To form an S corporation in California, first draft the articles of incorporation for the business. The articles must include the name of the corporation, the statement of purpose of the corporation, the registered agent for legal service, the corporate address for the business, and the number of shares the corporation will issue. Each incorporator must sign the articles. The articles may include additional information regarding management of the corporation. The State of California does not require a corporation to draft bylaws, but the corporation may do so.

After drafting the articles of incorporation, file the articles with the California Secretary of State. You may file the articles online, by mail, or in person. In addition to the normal filing fee, the corporation must pay an additional fee if it hand delivers the articles for filing.

2. Requirements for S Corporation Status.

The next step is determining whether your corporation qualifies for S corporation status. The corporation must first be an eligible, domestic corporation, according to the tax code. It must only have one class of stock and may not have more than 100 shareholders. These shareholders must be individuals—not corporations, partnerships, or nonresidents—and they must all consent to the corporation changing its classification. Lastly, the corporation must have a tax year ending on December 31 or another tax year approved by the IRS.

3. Filing for S Corporation Status with the IRS.

Upon determining that your corporation is eligible, request S corporation status with the IRS by filing Election by a Small Business Corporation (Form 2553) within two months and 15 days after the beginning of the selected tax year. The corporation may also file any tax year prior to the tax year it desires this specific status to take effect. A corporation may request a late election with a showing of reasonable cause for failing to file on time.

Note that it is important to closely follow the instructions on Form 2553, including the signatures of all shareholders. You must also select the tax year for operation as an S corporation. After completing Form 2553, send it to the correct office, based on the location of your corporation. Failure to properly file the form in a timely manner will result in the delay of your specific tax treatment until the following tax year.

In California, all corporations start out as C corporations, but that can easily be changed. By filing the appropriate state and federal paperwork, your C corporation can transform into S corporation in The Golden State.

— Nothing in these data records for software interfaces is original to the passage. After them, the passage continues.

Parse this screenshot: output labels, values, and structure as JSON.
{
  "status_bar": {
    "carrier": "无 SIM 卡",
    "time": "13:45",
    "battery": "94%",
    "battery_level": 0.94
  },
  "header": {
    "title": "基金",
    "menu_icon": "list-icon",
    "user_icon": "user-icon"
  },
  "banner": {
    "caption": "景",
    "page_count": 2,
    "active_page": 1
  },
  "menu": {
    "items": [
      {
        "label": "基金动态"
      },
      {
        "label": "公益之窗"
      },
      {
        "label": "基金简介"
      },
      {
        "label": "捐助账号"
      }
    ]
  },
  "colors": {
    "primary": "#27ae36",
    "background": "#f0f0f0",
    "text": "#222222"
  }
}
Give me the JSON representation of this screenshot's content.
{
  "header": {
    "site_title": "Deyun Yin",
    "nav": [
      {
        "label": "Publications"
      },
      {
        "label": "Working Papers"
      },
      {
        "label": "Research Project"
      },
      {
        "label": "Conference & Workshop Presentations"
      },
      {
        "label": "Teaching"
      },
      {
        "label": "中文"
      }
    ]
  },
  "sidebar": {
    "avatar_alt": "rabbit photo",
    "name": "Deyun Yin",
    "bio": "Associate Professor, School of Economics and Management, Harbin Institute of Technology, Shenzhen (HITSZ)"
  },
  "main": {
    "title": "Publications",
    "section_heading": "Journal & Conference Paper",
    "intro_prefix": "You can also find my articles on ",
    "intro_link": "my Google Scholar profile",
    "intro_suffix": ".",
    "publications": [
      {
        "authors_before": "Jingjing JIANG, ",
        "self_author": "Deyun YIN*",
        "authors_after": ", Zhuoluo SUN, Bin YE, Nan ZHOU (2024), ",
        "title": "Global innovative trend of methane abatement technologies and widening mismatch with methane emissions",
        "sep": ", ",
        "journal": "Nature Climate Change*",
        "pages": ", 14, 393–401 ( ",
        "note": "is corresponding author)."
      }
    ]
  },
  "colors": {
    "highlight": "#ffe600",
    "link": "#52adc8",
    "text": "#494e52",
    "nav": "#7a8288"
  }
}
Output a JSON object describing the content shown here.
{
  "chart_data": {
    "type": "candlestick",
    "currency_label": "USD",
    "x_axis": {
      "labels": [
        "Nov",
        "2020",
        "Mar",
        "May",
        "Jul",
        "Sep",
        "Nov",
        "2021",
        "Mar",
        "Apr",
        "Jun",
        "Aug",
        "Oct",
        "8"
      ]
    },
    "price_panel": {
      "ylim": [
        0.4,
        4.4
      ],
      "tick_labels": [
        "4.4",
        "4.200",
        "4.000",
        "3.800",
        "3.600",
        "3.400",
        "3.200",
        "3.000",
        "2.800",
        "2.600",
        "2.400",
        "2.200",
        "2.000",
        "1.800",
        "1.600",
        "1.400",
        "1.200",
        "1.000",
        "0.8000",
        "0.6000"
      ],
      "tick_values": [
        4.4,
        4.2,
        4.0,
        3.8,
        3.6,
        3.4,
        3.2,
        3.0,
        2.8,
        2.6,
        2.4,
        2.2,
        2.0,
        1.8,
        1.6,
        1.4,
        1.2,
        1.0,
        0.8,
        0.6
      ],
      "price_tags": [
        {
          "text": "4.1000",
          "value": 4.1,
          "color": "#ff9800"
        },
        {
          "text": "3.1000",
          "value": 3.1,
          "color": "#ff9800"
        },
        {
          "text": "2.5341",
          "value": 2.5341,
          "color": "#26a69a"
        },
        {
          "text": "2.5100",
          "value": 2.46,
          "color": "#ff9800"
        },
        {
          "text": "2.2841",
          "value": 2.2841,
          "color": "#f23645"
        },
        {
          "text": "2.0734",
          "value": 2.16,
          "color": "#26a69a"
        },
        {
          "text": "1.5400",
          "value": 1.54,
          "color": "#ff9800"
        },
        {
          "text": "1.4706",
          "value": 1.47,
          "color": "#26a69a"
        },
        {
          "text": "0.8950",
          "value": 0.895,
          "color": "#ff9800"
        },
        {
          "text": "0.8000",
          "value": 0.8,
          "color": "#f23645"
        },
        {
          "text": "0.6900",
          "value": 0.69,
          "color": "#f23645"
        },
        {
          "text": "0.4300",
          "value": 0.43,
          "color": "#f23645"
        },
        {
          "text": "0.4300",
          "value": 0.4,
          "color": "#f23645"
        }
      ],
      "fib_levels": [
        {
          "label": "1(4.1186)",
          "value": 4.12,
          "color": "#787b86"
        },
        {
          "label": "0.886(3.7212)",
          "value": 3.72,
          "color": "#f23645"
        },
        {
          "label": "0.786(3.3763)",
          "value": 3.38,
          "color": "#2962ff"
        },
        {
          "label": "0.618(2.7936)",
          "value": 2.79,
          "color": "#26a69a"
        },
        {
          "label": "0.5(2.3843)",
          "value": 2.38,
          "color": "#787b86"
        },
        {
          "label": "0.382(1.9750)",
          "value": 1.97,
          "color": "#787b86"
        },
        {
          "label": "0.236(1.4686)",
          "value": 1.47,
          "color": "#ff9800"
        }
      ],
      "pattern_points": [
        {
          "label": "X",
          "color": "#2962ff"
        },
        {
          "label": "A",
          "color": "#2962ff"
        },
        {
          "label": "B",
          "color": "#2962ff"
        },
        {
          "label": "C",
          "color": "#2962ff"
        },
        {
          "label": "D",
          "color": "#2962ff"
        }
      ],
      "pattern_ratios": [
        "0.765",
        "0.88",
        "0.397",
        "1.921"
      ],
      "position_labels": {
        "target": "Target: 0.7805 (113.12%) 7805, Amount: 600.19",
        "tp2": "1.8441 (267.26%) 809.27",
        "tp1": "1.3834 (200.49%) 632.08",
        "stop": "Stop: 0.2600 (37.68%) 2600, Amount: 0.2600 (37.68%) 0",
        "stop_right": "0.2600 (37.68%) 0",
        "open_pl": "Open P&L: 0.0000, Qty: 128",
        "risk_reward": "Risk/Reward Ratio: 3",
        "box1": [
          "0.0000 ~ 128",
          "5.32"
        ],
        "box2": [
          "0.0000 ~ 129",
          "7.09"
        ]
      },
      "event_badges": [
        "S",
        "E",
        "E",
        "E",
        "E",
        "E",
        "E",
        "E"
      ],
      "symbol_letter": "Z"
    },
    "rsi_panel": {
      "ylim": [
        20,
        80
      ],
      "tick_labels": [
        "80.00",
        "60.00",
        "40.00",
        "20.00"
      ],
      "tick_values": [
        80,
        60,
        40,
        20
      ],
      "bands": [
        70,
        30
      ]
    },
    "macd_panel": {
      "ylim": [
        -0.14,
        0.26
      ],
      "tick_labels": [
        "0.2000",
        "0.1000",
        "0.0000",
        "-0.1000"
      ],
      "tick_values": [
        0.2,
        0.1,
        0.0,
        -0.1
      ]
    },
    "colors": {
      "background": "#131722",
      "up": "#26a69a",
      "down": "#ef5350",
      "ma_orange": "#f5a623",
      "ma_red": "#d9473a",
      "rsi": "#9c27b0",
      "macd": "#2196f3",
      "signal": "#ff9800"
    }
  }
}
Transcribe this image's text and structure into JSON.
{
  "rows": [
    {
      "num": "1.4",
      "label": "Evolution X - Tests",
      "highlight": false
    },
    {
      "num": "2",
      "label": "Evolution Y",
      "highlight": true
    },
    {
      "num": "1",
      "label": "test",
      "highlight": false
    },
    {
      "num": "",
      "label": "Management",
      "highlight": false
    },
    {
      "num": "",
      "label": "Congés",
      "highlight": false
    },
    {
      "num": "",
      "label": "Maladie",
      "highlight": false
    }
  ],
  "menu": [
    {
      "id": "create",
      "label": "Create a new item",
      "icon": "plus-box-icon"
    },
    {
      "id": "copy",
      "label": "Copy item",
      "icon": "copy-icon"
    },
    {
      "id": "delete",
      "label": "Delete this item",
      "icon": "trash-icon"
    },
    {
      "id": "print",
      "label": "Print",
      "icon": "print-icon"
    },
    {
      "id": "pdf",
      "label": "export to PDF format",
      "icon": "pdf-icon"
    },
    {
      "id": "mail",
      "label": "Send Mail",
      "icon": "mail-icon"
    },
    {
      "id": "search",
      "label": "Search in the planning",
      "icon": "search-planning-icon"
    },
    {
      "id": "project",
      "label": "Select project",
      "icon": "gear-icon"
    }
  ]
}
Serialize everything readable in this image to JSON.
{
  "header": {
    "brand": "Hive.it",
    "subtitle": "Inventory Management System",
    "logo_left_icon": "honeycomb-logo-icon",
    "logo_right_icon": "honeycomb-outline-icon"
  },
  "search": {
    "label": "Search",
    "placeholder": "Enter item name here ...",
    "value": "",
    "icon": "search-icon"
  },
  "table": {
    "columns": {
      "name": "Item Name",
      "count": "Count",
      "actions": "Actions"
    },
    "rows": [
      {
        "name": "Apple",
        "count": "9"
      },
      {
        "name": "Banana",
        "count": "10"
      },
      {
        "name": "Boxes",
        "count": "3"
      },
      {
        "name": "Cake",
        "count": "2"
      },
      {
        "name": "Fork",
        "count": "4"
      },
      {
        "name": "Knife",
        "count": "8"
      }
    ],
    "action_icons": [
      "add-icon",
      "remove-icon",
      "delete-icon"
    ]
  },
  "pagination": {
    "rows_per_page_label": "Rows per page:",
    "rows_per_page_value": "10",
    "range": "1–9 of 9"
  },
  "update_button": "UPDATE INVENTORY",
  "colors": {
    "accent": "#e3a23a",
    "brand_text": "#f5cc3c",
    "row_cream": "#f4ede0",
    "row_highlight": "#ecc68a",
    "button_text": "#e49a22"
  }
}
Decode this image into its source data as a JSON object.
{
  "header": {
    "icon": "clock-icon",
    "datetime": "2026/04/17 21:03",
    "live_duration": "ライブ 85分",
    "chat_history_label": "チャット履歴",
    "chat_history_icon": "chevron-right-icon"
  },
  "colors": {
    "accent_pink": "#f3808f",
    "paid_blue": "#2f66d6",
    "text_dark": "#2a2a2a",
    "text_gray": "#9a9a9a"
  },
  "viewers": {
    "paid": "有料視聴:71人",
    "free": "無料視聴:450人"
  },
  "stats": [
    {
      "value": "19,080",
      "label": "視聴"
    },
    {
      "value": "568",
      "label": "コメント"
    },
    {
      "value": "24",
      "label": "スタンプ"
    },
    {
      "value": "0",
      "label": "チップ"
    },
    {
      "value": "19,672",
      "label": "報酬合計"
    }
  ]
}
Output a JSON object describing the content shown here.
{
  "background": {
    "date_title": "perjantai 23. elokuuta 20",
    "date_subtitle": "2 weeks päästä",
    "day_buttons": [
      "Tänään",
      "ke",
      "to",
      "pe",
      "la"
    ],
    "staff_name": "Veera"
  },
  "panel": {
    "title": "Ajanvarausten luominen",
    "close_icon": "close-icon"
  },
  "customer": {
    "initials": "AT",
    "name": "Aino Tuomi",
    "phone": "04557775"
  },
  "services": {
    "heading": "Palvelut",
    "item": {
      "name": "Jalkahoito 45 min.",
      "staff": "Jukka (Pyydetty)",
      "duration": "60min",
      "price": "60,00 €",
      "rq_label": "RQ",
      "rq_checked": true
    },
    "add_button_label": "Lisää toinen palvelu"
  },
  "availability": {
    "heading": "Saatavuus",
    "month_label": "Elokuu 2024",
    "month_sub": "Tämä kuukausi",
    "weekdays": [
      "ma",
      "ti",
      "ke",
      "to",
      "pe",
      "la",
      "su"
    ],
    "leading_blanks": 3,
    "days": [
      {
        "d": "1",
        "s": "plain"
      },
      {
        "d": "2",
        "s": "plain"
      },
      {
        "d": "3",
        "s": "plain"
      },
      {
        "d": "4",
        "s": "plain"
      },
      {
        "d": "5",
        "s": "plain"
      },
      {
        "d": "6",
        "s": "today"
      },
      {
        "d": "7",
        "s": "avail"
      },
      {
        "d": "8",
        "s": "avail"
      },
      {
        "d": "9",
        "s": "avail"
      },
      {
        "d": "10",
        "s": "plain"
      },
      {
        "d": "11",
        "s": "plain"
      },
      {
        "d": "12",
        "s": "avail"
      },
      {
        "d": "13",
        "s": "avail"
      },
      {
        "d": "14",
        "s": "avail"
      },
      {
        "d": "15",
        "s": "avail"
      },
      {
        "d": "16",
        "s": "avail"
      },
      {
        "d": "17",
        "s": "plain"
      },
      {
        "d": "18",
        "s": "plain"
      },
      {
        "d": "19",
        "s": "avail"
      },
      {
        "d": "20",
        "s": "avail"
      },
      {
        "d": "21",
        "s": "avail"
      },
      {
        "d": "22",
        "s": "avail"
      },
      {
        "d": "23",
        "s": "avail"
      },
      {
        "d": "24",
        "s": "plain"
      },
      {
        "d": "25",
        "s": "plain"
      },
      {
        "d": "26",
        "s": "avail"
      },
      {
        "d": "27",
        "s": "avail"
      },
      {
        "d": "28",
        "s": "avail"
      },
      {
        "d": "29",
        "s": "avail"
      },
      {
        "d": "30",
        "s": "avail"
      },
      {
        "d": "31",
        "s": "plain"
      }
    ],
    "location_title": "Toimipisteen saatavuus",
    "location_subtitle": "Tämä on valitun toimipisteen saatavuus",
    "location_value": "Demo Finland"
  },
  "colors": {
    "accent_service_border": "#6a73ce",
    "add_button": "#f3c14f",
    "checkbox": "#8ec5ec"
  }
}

This portion of the site is for informational purposes only. The content is not legal advice. The statements and opinions are the expression of author, not LegalZoom, and have not been evaluated by LegalZoom for accuracy, completeness, or changes in the law.